● **Exercise goal**: Where the listing shows an image, skip it and output all other material unchanged.

● **Records provided**:
■ ■ ■ ■ ■ ■ ■
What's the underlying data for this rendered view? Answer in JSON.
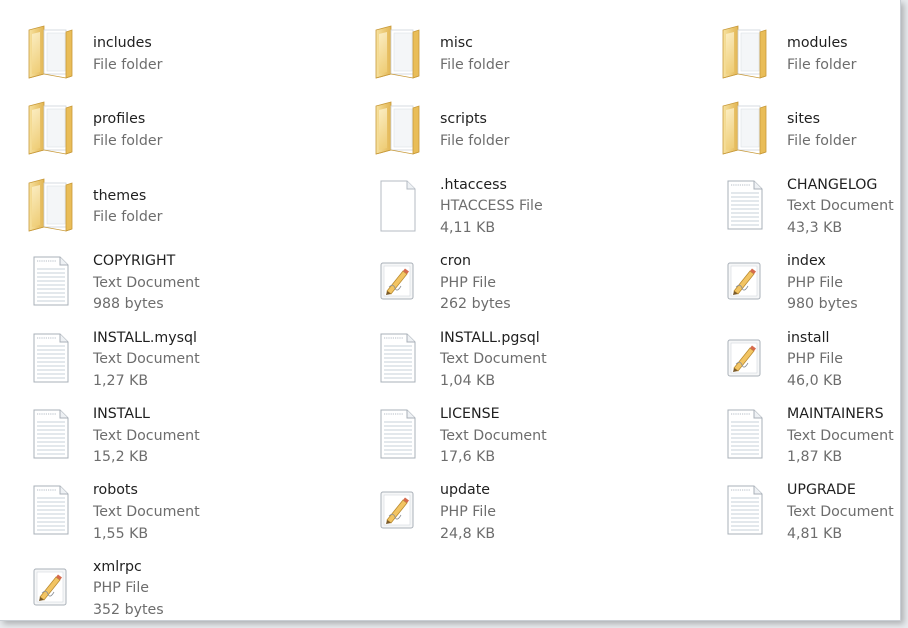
{
  "window": {
    "title": ""
  },
  "items": [
    {
      "name": "includes",
      "type": "File folder",
      "size": "",
      "icon": "folder-icon"
    },
    {
      "name": "misc",
      "type": "File folder",
      "size": "",
      "icon": "folder-icon"
    },
    {
      "name": "modules",
      "type": "File folder",
      "size": "",
      "icon": "folder-icon"
    },
    {
      "name": "profiles",
      "type": "File folder",
      "size": "",
      "icon": "folder-icon"
    },
    {
      "name": "scripts",
      "type": "File folder",
      "size": "",
      "icon": "folder-icon"
    },
    {
      "name": "sites",
      "type": "File folder",
      "size": "",
      "icon": "folder-icon"
    },
    {
      "name": "themes",
      "type": "File folder",
      "size": "",
      "icon": "folder-icon"
    },
    {
      "name": ".htaccess",
      "type": "HTACCESS File",
      "size": "4,11 KB",
      "icon": "blank-file-icon"
    },
    {
      "name": "CHANGELOG",
      "type": "Text Document",
      "size": "43,3 KB",
      "icon": "text-document-icon"
    },
    {
      "name": "COPYRIGHT",
      "type": "Text Document",
      "size": "988 bytes",
      "icon": "text-document-icon"
    },
    {
      "name": "cron",
      "type": "PHP File",
      "size": "262 bytes",
      "icon": "php-file-icon"
    },
    {
      "name": "index",
      "type": "PHP File",
      "size": "980 bytes",
      "icon": "php-file-icon"
    },
    {
      "name": "INSTALL.mysql",
      "type": "Text Document",
      "size": "1,27 KB",
      "icon": "text-document-icon"
    },
    {
      "name": "INSTALL.pgsql",
      "type": "Text Document",
      "size": "1,04 KB",
      "icon": "text-document-icon"
    },
    {
      "name": "install",
      "type": "PHP File",
      "size": "46,0 KB",
      "icon": "php-file-icon"
    },
    {
      "name": "INSTALL",
      "type": "Text Document",
      "size": "15,2 KB",
      "icon": "text-document-icon"
    },
    {
      "name": "LICENSE",
      "type": "Text Document",
      "size": "17,6 KB",
      "icon": "text-document-icon"
    },
    {
      "name": "MAINTAINERS",
      "type": "Text Document",
      "size": "1,87 KB",
      "icon": "text-document-icon"
    },
    {
      "name": "robots",
      "type": "Text Document",
      "size": "1,55 KB",
      "icon": "text-document-icon"
    },
    {
      "name": "update",
      "type": "PHP File",
      "size": "24,8 KB",
      "icon": "php-file-icon"
    },
    {
      "name": "UPGRADE",
      "type": "Text Document",
      "size": "4,81 KB",
      "icon": "text-document-icon"
    },
    {
      "name": "xmlrpc",
      "type": "PHP File",
      "size": "352 bytes",
      "icon": "php-file-icon"
    }
  ],
  "colors": {
    "folder_front": "#f4d98a",
    "folder_back": "#e7c065",
    "paper": "#ffffff",
    "paper_border": "#a9b0b8",
    "text_lines": "#c7d0da"
  }
}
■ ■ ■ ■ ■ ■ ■
● **Answer to this exercise**:
What's the underlying data for this rendered view? Answer in JSON.
{
  "window": {
    "title": ""
  },
  "items": [
    {
      "name": "includes",
      "type": "File folder",
      "size": "",
      "icon": "folder-icon"
    },
    {
      "name": "misc",
      "type": "File folder",
      "size": "",
      "icon": "folder-icon"
    },
    {
      "name": "modules",
      "type": "File folder",
      "size": "",
      "icon": "folder-icon"
    },
    {
      "name": "profiles",
      "type": "File folder",
      "size": "",
      "icon": "folder-icon"
    },
    {
      "name": "scripts",
      "type": "File folder",
      "size": "",
      "icon": "folder-icon"
    },
    {
      "name": "sites",
      "type": "File folder",
      "size": "",
      "icon": "folder-icon"
    },
    {
      "name": "themes",
      "type": "File folder",
      "size": "",
      "icon": "folder-icon"
    },
    {
      "name": ".htaccess",
      "type": "HTACCESS File",
      "size": "4,11 KB",
      "icon": "blank-file-icon"
    },
    {
      "name": "CHANGELOG",
      "type": "Text Document",
      "size": "43,3 KB",
      "icon": "text-document-icon"
    },
    {
      "name": "COPYRIGHT",
      "type": "Text Document",
      "size": "988 bytes",
      "icon": "text-document-icon"
    },
    {
      "name": "cron",
      "type": "PHP File",
      "size": "262 bytes",
      "icon": "php-file-icon"
    },
    {
      "name": "index",
      "type": "PHP File",
      "size": "980 bytes",
      "icon": "php-file-icon"
    },
    {
      "name": "INSTALL.mysql",
      "type": "Text Document",
      "size": "1,27 KB",
      "icon": "text-document-icon"
    },
    {
      "name": "INSTALL.pgsql",
      "type": "Text Document",
      "size": "1,04 KB",
      "icon": "text-document-icon"
    },
    {
      "name": "install",
      "type": "PHP File",
      "size": "46,0 KB",
      "icon": "php-file-icon"
    },
    {
      "name": "INSTALL",
      "type": "Text Document",
      "size": "15,2 KB",
      "icon": "text-document-icon"
    },
    {
      "name": "LICENSE",
      "type": "Text Document",
      "size": "17,6 KB",
      "icon": "text-document-icon"
    },
    {
      "name": "MAINTAINERS",
      "type": "Text Document",
      "size": "1,87 KB",
      "icon": "text-document-icon"
    },
    {
      "name": "robots",
      "type": "Text Document",
      "size": "1,55 KB",
      "icon": "text-document-icon"
    },
    {
      "name": "update",
      "type": "PHP File",
      "size": "24,8 KB",
      "icon": "php-file-icon"
    },
    {
      "name": "UPGRADE",
      "type": "Text Document",
      "size": "4,81 KB",
      "icon": "text-document-icon"
    },
    {
      "name": "xmlrpc",
      "type": "PHP File",
      "size": "352 bytes",
      "icon": "php-file-icon"
    }
  ],
  "colors": {
    "folder_front": "#f4d98a",
    "folder_back": "#e7c065",
    "paper": "#ffffff",
    "paper_border": "#a9b0b8",
    "text_lines": "#c7d0da"
  }
}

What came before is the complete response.